[Excerpts from a dataset]

+++

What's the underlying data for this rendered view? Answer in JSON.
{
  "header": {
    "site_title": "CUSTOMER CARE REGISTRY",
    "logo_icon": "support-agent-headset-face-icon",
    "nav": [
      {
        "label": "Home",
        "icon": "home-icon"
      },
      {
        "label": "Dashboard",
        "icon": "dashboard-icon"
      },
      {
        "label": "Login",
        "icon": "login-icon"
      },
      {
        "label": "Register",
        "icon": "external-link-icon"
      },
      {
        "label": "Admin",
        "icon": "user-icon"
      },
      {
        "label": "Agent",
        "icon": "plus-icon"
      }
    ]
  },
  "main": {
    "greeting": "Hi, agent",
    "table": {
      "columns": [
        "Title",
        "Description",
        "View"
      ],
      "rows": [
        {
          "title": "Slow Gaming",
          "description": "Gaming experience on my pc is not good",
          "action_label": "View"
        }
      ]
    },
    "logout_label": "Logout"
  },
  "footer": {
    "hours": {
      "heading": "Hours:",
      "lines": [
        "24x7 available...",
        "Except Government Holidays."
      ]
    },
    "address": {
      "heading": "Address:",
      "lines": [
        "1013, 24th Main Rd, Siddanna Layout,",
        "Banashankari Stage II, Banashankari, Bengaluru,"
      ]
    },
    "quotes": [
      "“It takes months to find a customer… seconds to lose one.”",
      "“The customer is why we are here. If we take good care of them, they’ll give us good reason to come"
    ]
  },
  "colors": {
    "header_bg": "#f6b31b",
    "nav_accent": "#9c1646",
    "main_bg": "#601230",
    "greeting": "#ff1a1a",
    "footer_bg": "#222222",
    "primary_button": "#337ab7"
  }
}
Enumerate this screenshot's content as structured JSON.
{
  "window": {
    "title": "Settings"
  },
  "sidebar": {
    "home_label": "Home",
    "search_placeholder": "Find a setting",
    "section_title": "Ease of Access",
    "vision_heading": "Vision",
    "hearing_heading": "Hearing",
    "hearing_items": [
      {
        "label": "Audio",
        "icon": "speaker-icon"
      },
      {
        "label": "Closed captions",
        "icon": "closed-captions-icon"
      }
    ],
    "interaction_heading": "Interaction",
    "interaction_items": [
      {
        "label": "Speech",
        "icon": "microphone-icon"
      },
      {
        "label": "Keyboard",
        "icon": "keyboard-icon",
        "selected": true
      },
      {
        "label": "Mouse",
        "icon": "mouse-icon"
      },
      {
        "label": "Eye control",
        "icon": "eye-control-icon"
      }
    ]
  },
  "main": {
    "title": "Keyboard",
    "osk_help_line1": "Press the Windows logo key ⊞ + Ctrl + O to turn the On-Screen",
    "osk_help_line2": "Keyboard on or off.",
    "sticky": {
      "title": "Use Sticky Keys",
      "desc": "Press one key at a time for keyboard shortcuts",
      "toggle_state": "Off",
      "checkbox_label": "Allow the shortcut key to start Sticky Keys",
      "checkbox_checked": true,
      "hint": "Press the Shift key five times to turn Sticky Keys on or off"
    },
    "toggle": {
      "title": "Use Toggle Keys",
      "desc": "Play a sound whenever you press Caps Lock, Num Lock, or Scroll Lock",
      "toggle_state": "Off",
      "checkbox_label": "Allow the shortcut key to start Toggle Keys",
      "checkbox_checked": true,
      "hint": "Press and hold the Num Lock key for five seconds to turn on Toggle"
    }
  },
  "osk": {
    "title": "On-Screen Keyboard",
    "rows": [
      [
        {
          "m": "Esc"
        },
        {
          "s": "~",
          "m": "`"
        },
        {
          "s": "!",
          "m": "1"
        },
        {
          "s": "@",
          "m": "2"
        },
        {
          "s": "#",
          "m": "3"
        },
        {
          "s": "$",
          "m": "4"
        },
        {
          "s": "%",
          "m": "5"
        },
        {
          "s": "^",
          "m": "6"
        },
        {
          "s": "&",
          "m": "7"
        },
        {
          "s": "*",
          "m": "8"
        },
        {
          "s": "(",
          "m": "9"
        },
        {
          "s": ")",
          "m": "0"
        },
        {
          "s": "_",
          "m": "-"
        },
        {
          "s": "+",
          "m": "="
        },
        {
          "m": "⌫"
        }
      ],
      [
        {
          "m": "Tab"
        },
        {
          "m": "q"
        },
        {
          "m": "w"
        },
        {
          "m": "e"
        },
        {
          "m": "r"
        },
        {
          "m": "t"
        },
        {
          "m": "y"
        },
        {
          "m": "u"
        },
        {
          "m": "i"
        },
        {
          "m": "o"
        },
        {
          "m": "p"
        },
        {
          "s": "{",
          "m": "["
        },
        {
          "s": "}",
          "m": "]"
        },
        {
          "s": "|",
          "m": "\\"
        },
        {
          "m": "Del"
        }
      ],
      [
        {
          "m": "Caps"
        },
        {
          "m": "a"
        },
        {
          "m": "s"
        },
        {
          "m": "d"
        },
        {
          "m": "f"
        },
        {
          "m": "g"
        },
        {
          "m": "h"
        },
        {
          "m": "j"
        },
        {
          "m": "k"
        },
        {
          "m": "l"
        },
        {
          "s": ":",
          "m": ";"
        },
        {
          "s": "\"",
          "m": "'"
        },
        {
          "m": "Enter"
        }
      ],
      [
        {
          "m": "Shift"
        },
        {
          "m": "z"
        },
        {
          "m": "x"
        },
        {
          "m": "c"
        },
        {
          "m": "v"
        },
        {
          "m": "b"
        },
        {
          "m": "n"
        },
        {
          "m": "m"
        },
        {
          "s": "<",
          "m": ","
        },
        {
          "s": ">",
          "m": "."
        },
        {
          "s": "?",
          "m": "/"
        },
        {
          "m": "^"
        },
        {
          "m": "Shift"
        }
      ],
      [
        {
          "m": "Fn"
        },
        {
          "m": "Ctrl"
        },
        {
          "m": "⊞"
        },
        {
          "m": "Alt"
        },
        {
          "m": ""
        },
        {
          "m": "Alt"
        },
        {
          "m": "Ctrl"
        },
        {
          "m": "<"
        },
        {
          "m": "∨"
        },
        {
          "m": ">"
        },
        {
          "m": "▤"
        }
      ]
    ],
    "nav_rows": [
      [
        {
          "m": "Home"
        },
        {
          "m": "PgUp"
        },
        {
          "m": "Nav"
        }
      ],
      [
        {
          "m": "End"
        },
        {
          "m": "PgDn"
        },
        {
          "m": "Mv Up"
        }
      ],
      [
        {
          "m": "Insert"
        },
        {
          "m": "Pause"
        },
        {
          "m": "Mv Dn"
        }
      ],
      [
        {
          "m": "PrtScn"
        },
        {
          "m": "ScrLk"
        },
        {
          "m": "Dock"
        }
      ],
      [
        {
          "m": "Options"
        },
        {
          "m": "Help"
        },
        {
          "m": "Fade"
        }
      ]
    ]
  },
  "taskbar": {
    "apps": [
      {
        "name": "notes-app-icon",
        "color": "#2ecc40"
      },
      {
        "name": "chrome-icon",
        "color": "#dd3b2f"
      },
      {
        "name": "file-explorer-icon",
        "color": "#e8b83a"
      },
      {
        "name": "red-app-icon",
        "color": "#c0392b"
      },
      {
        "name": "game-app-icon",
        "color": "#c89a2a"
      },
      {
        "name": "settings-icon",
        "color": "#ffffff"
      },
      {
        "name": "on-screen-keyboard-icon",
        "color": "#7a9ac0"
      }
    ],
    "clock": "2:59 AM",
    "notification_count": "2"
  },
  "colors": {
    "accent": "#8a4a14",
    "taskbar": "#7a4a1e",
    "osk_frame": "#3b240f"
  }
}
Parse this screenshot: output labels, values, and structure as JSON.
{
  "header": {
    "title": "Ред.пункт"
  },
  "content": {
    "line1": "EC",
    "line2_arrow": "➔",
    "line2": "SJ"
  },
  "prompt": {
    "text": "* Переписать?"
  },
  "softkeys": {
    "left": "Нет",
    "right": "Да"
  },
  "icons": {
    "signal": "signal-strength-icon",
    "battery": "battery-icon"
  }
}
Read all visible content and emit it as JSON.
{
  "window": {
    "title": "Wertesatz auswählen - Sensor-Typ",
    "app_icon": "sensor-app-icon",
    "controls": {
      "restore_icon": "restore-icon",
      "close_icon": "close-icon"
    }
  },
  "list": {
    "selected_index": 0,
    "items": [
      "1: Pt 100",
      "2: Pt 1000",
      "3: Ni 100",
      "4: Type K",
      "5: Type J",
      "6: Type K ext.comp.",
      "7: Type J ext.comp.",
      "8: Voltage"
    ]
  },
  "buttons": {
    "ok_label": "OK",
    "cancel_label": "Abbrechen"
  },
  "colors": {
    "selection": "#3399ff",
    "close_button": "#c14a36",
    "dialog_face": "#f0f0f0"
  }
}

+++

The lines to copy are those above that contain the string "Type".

      "4: Type K",
      "5: Type J",
      "6: Type K ext.comp.",
      "7: Type J ext.comp.",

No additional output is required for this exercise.